On the conference where I spoke about e-voting, I had another talk that focused on e-identification (which is a mandatory step for e-voting).
It is in Bulgarian and EU context, given the new EU Regulation that aims at cross-border e-identification. Nearly 2 years ago I did a campaign for that, not knowing the European parliament is already discussing the matter.
In short, e-identification is the means to prove your real identity online (to both the public and the private sector).
That sounds very convenient. But I know many people are concerned about privacy. And they should be. But not having a national ID card, and not having an e-identification scheme is not the solution. The US and the UK don’t have ID cards or even a citizen database (which all ex-socialist countries do have). And yet, US and UK citizens are ones under the highest levels of surveillance.
On the other hand, the practical advantages of having a way to prove your identity online, especially when working with the public sector (but not only), are not to be ignored. Therefore, here are my slides:

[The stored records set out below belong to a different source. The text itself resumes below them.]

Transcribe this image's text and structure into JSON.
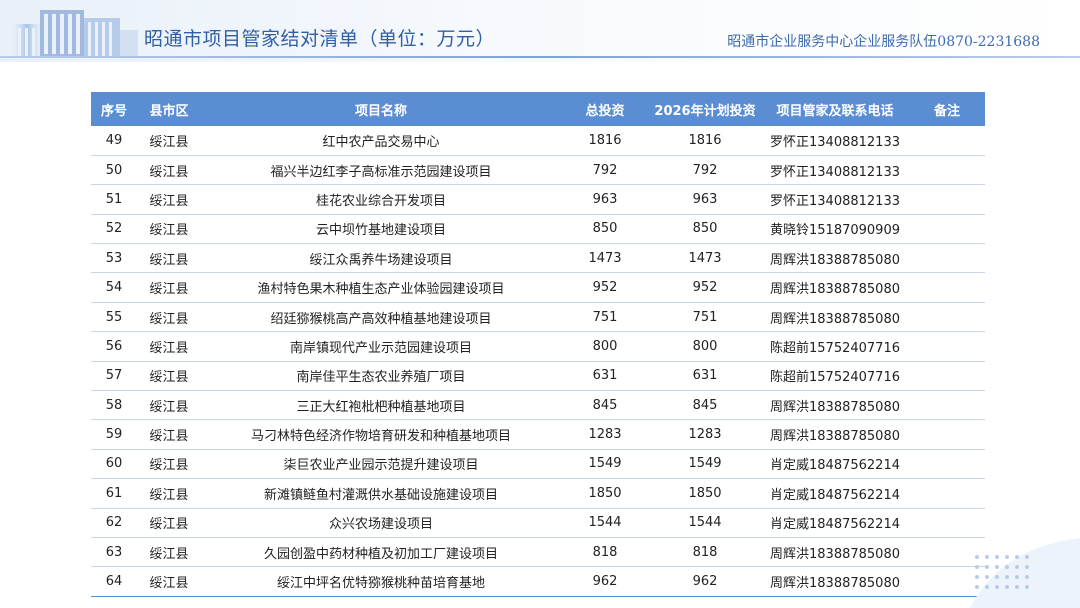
{
  "header": {
    "title": "昭通市项目管家结对清单（单位：万元）",
    "contact": "昭通市企业服务中心企业服务队伍0870-2231688"
  },
  "table": {
    "columns": [
      "序号",
      "县市区",
      "项目名称",
      "总投资",
      "2026年计划投资",
      "项目管家及联系电话",
      "备注"
    ],
    "rows": [
      {
        "no": "49",
        "county": "绥江县",
        "name": "红中农产品交易中心",
        "total": "1816",
        "plan": "1816",
        "manager": "罗怀正13408812133",
        "note": ""
      },
      {
        "no": "50",
        "county": "绥江县",
        "name": "福兴半边红李子高标准示范园建设项目",
        "total": "792",
        "plan": "792",
        "manager": "罗怀正13408812133",
        "note": ""
      },
      {
        "no": "51",
        "county": "绥江县",
        "name": "桂花农业综合开发项目",
        "total": "963",
        "plan": "963",
        "manager": "罗怀正13408812133",
        "note": ""
      },
      {
        "no": "52",
        "county": "绥江县",
        "name": "云中坝竹基地建设项目",
        "total": "850",
        "plan": "850",
        "manager": "黄晓铃15187090909",
        "note": ""
      },
      {
        "no": "53",
        "county": "绥江县",
        "name": "绥江众禹养牛场建设项目",
        "total": "1473",
        "plan": "1473",
        "manager": "周辉洪18388785080",
        "note": ""
      },
      {
        "no": "54",
        "county": "绥江县",
        "name": "渔村特色果木种植生态产业体验园建设项目",
        "total": "952",
        "plan": "952",
        "manager": "周辉洪18388785080",
        "note": ""
      },
      {
        "no": "55",
        "county": "绥江县",
        "name": "绍廷猕猴桃高产高效种植基地建设项目",
        "total": "751",
        "plan": "751",
        "manager": "周辉洪18388785080",
        "note": ""
      },
      {
        "no": "56",
        "county": "绥江县",
        "name": "南岸镇现代产业示范园建设项目",
        "total": "800",
        "plan": "800",
        "manager": "陈超前15752407716",
        "note": ""
      },
      {
        "no": "57",
        "county": "绥江县",
        "name": "南岸佳平生态农业养殖厂项目",
        "total": "631",
        "plan": "631",
        "manager": "陈超前15752407716",
        "note": ""
      },
      {
        "no": "58",
        "county": "绥江县",
        "name": "三正大红袍枇杷种植基地项目",
        "total": "845",
        "plan": "845",
        "manager": "周辉洪18388785080",
        "note": ""
      },
      {
        "no": "59",
        "county": "绥江县",
        "name": "马刁林特色经济作物培育研发和种植基地项目",
        "total": "1283",
        "plan": "1283",
        "manager": "周辉洪18388785080",
        "note": ""
      },
      {
        "no": "60",
        "county": "绥江县",
        "name": "柒巨农业产业园示范提升建设项目",
        "total": "1549",
        "plan": "1549",
        "manager": "肖定威18487562214",
        "note": ""
      },
      {
        "no": "61",
        "county": "绥江县",
        "name": "新滩镇鲢鱼村灌溉供水基础设施建设项目",
        "total": "1850",
        "plan": "1850",
        "manager": "肖定威18487562214",
        "note": ""
      },
      {
        "no": "62",
        "county": "绥江县",
        "name": "众兴农场建设项目",
        "total": "1544",
        "plan": "1544",
        "manager": "肖定威18487562214",
        "note": ""
      },
      {
        "no": "63",
        "county": "绥江县",
        "name": "久园创盈中药材种植及初加工厂建设项目",
        "total": "818",
        "plan": "818",
        "manager": "周辉洪18388785080",
        "note": ""
      },
      {
        "no": "64",
        "county": "绥江县",
        "name": "绥江中坪名优特猕猴桃种苗培育基地",
        "total": "962",
        "plan": "962",
        "manager": "周辉洪18388785080",
        "note": ""
      }
    ]
  },
  "colors": {
    "accent": "#5b8dd3",
    "title": "#2f5fa6",
    "row_border": "#c9d6ea"
  }
}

You will notice that privacy is addressed in a very concrete way – it is not that the government doesn’t have access to one’s data – it already has, through all of its databases that store records about properties and card owned, current address, driver’s license, etc. Privacy is addressed by giving control to the citizen. He sees (and can be notified) about each and every time data about him from a given database (register) is accessed. The citizen also has control (including the ability to delete) data about his e-id usage. And if one doesn’t want to have an e-id, he can declare that and the chip will stay empty.
How is it guaranteed that this happens? Through our proposed law that mandates that all government software is open source, in a public repo.
Of course that doesn’t guarantee that they are not running a special version that gives the NSA counterparts undetectable access to one’s data. But that can happen regardless of the identification process or the connectivity between databases. And technically competent people know that simply having a chip in your card doesn’t let the government track you – it can’t “phone home”, it can’t connect to a cell tower, etc. If it is contactless, and it supports a PIN-less readable section, and the range is big enough, someone with the right certificates on a reader can read the e-id from the distance. But then what – he’ll end up with a meaningless UUID.
By all means, we should demand that the government doesn’t abuse the information it has about us, and we should not allow that information leaking uncontrollably to the private sector. And we must think of the means to abuse the system. And that is what our proposal is about.
The technical details – how a smartcard will be configured, whether it will be a contact, or dual interface (or contactless only, like in Germany), and how will fraud be detected and prevented, is a matter of a technical discussion we have already started.
I believe we can have security, privacy and comfort (usability) at the same time. And for that we don’t need to “just trust the government/company X”. We should trust the technology, though.